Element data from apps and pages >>
+ + + + +

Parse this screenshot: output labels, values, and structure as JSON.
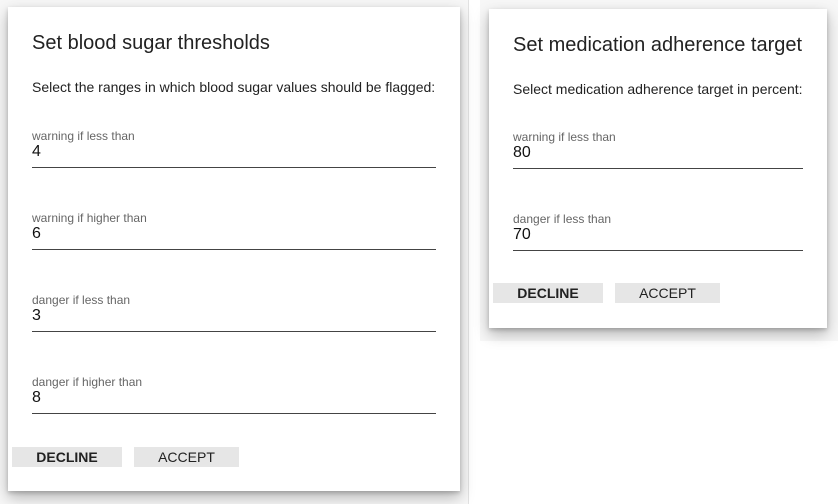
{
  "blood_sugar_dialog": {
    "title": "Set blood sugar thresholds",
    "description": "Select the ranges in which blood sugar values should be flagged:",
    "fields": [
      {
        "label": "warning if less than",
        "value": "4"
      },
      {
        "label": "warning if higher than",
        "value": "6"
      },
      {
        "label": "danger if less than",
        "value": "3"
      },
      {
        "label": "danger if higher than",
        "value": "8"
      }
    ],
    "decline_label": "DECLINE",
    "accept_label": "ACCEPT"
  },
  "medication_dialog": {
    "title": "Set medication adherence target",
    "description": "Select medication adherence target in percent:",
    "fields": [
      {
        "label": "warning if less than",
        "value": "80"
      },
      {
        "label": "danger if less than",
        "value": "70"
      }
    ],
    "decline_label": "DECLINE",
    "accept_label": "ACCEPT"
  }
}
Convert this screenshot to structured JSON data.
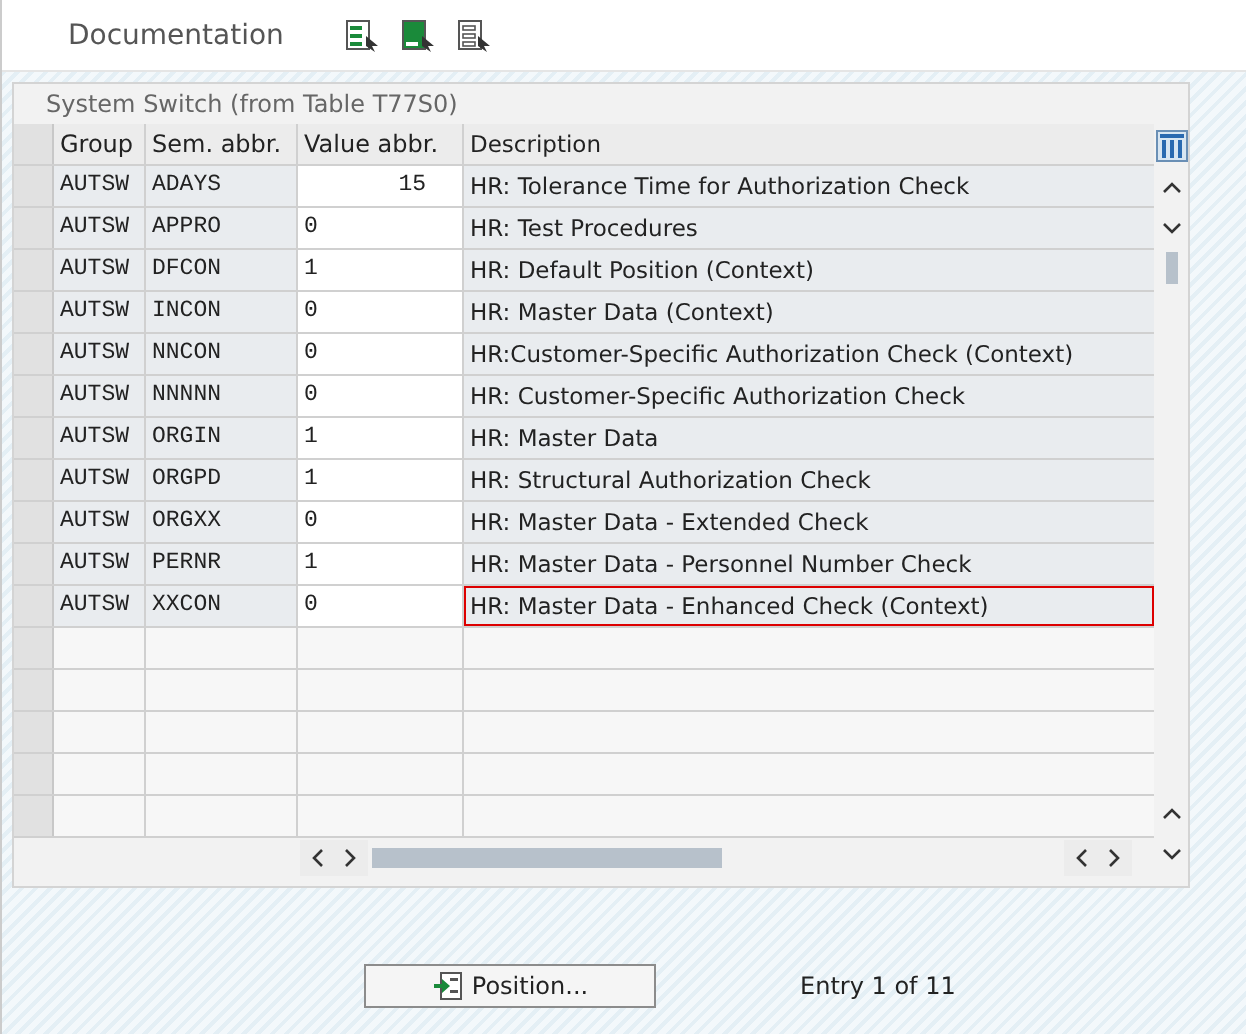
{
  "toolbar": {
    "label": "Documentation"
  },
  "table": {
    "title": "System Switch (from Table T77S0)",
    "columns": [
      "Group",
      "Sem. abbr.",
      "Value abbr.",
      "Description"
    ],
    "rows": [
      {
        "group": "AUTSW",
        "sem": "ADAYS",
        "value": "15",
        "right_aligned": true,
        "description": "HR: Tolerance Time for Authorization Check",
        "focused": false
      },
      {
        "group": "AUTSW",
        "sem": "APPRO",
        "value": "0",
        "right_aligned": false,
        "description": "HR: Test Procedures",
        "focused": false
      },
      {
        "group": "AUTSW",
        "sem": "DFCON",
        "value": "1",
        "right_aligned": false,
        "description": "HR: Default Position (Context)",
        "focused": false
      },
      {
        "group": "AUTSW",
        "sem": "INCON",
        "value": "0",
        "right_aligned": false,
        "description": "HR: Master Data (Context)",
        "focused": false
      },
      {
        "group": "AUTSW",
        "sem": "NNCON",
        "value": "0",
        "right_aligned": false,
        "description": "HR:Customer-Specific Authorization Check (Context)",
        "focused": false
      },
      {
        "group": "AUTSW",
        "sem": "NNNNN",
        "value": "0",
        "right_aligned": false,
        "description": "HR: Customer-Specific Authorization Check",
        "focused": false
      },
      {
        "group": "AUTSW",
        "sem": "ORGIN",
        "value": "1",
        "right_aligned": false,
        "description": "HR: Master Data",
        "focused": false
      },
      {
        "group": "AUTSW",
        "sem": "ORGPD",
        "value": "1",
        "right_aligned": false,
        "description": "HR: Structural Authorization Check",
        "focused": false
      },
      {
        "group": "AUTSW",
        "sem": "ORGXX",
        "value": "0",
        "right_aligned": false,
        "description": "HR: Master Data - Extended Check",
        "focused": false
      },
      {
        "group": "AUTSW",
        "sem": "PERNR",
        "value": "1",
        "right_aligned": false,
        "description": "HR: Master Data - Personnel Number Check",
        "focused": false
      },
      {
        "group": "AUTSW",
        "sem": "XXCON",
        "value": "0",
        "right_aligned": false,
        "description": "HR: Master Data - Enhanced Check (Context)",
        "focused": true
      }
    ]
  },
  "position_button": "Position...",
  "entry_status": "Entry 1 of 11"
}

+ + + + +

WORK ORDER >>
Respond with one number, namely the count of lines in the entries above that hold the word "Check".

THE COMPLETED TASK >>
7